Packard Center investigator Edor Kabashi’s recent work into the C9orf72 gene is featured in a new study in the Annals of Neurology.
Since Packard scientists helped discover the C9orf72 repeat expansion in 2011, the most common genetic cause of familial ALS and frontotemporal dementia (FTD), researchers have been trying to figure out how this mutation led to ALS. In a new study published in the Annals of Neurology, Packard scientist Edor Kabashi and a team of French scientists have found at least one way through which the C9orf72 mutation causes disease.
In brain samples and lymphoblast cell lines obtained from several ALS/FTD patients carrying the C9orf72 repeat expansion, Kabashi and colleagues showed that levels of C9orf72 mRNA were significantly lower than control individuals. Since all vertebrates, including zebrafish, carry a similar version (orthologue) of the C9orf72 gene, Kabashi and colleagues blocked C9orf72 mRNA translation in zebrafish embryos. This C9orf72 knockdown led to significant abnormalities in axonal projections of motor neurons, deficits in spontaneous swimming as well as in performing a tactile escape response in zebrafish larvae. The cellular and behavioral-related phenotypes were reversed when Kabashi and colleagues modified the zebrafish genome to overexpress the human C9orf72 gene.

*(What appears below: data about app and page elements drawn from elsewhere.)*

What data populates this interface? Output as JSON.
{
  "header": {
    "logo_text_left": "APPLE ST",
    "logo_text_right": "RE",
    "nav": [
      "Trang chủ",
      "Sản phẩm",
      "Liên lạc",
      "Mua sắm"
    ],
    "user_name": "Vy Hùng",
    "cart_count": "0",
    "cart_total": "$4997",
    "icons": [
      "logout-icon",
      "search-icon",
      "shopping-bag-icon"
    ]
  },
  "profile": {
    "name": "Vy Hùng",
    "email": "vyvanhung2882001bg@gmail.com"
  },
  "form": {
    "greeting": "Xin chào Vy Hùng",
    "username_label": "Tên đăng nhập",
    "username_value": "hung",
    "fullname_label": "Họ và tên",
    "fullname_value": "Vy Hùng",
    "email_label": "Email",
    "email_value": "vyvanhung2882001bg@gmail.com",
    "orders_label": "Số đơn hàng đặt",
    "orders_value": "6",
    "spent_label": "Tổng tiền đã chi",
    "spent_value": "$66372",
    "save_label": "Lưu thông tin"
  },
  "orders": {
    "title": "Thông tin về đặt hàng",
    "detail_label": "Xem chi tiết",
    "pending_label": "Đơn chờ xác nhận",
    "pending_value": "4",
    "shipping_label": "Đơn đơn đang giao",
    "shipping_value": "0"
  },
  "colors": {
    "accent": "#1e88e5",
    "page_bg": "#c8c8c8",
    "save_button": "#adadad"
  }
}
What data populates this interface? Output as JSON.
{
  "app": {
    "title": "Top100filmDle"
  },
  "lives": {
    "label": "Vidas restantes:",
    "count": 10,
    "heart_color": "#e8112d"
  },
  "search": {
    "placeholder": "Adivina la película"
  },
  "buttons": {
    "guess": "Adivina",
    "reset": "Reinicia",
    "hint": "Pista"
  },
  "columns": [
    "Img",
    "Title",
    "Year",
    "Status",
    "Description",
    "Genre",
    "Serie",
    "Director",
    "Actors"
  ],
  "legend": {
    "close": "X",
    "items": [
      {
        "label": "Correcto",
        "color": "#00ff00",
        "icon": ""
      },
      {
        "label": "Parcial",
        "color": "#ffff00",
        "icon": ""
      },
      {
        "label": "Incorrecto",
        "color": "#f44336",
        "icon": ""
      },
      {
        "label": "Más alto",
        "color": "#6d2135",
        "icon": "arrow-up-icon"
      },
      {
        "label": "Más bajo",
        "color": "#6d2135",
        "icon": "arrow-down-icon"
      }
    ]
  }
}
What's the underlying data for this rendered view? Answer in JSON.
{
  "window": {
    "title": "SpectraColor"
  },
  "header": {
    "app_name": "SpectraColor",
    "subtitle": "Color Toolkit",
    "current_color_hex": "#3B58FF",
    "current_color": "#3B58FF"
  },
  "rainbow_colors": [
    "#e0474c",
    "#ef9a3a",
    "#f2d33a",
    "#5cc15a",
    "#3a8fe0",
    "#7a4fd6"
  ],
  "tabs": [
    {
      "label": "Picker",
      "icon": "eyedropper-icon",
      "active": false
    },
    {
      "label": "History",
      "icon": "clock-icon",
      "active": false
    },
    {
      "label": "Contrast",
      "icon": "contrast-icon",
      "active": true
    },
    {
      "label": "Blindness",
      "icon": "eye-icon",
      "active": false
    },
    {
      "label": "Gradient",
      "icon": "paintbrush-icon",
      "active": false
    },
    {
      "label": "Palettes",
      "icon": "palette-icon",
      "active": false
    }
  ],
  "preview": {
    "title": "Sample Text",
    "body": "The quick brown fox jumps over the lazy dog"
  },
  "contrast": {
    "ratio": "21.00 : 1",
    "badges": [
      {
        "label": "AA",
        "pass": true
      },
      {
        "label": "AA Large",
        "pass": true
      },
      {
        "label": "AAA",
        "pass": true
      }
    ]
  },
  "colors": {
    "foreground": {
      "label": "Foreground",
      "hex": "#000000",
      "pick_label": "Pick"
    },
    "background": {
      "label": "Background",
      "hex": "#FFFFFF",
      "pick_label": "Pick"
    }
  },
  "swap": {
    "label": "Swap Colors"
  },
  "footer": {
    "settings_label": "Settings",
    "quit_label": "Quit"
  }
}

The researchers concluded that these results provide strong evidence that loss of normal C9orf72 function caused by the repeat expansion is a key factor in the development of ALS/FTD in these patients.